---------- Records provided
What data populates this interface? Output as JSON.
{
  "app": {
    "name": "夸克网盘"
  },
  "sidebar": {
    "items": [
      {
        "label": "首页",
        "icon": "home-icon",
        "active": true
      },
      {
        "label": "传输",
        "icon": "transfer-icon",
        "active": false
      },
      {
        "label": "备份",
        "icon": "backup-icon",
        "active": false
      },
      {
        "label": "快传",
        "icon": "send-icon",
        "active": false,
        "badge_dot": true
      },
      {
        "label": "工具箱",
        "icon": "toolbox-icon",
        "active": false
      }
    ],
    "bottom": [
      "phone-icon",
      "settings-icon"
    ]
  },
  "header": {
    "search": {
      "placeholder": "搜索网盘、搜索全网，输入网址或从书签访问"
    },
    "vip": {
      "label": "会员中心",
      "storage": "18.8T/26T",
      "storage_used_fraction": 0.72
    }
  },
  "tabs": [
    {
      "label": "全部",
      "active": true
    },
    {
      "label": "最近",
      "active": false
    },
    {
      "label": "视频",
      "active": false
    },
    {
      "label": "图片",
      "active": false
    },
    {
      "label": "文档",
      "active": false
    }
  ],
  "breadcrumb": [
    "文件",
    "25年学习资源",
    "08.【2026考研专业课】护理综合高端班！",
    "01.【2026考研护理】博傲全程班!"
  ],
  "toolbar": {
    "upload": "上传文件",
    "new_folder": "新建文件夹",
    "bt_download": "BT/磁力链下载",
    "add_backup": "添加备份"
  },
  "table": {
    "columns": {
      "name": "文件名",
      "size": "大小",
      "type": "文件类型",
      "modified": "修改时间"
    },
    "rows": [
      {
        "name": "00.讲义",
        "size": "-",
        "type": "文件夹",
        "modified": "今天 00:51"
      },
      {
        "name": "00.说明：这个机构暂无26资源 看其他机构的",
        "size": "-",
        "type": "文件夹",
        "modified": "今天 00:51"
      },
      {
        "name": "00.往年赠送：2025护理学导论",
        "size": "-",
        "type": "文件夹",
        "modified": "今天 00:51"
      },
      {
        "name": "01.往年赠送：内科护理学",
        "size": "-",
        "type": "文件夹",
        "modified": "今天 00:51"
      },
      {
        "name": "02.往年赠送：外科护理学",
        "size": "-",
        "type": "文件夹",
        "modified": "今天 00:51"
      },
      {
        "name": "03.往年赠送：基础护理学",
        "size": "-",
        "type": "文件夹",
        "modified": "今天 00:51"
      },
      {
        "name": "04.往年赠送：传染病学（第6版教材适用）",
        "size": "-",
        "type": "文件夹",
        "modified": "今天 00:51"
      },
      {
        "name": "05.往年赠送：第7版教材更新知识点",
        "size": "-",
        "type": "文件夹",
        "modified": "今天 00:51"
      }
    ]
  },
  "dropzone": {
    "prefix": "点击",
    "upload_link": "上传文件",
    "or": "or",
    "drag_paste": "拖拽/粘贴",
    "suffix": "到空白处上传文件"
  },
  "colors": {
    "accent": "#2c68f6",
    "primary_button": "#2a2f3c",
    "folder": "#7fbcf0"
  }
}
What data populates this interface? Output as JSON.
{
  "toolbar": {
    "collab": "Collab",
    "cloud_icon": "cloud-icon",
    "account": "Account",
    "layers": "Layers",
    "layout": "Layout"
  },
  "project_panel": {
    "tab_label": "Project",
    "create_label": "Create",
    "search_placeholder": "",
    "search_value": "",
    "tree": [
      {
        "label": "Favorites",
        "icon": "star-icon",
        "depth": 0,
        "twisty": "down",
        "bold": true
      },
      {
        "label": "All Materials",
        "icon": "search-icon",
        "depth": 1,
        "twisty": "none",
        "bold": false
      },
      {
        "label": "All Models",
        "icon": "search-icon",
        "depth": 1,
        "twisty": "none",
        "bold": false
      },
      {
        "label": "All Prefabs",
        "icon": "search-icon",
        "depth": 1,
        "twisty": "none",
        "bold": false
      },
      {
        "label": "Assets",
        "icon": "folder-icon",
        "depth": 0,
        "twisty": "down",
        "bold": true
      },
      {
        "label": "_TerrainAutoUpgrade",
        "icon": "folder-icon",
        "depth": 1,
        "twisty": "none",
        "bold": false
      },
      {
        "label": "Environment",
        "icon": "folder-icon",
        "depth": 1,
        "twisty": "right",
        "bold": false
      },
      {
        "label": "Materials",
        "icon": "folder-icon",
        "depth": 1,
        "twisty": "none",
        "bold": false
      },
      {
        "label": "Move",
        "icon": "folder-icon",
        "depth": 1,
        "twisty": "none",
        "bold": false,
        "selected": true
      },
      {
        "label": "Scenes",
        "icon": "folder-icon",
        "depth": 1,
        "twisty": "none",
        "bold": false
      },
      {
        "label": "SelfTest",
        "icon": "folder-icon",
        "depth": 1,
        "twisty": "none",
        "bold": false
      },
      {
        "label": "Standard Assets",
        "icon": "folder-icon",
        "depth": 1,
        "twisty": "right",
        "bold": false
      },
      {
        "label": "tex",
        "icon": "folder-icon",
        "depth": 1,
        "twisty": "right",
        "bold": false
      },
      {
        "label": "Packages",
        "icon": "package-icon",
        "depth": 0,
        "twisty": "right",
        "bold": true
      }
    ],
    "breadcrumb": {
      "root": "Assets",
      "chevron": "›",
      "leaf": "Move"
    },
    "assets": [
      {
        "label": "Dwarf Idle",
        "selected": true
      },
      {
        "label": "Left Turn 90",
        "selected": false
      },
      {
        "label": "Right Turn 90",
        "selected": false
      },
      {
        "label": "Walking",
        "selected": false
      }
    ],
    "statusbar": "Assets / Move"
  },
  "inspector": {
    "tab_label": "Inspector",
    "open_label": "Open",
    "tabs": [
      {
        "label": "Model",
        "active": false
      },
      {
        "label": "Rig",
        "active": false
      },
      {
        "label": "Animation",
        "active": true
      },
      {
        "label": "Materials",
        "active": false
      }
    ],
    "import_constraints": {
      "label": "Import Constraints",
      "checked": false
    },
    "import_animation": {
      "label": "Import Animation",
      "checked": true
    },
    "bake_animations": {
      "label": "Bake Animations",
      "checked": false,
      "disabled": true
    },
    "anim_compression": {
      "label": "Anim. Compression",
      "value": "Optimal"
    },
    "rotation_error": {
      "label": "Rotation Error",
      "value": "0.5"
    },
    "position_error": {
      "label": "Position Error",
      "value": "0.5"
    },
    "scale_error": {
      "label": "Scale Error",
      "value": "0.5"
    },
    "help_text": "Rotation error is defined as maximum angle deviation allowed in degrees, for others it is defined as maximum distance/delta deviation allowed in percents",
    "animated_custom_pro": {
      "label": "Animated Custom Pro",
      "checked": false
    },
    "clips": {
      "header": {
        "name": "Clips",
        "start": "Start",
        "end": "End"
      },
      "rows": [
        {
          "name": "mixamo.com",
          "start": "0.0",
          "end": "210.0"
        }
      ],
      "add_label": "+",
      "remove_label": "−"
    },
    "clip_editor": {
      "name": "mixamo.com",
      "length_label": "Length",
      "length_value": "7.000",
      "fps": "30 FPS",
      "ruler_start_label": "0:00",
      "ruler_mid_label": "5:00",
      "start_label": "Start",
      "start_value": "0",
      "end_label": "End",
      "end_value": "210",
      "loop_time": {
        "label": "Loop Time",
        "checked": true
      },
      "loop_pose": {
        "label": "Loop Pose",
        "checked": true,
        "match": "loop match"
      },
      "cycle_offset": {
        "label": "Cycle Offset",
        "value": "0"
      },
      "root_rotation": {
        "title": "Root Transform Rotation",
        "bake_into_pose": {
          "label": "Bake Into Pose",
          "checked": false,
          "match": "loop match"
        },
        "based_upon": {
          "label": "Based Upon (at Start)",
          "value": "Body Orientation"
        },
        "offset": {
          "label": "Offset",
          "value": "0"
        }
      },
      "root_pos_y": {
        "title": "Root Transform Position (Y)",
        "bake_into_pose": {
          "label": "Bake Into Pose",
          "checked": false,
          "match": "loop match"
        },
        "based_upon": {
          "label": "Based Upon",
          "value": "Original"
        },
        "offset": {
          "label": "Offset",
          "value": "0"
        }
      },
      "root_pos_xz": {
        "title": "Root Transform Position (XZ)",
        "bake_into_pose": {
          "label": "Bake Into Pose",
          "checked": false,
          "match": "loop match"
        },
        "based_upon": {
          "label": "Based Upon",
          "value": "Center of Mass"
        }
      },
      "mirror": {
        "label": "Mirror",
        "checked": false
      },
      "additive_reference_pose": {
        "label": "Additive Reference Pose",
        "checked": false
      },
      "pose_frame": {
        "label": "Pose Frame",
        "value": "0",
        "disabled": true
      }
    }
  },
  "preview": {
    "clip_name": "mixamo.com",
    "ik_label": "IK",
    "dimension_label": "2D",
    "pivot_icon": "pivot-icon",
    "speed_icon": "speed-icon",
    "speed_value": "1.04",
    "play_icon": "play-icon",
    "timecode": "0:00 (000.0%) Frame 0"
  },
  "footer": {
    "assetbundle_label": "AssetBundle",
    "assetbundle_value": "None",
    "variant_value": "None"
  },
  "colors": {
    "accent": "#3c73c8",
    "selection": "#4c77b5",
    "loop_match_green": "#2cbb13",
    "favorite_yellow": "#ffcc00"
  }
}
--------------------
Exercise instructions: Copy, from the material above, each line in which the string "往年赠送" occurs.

Answer for the task:
        "name": "00.往年赠送：2025护理学导论",
        "name": "01.往年赠送：内科护理学",
        "name": "02.往年赠送：外科护理学",
        "name": "03.往年赠送：基础护理学",
        "name": "04.往年赠送：传染病学（第6版教材适用）",
        "name": "05.往年赠送：第7版教材更新知识点",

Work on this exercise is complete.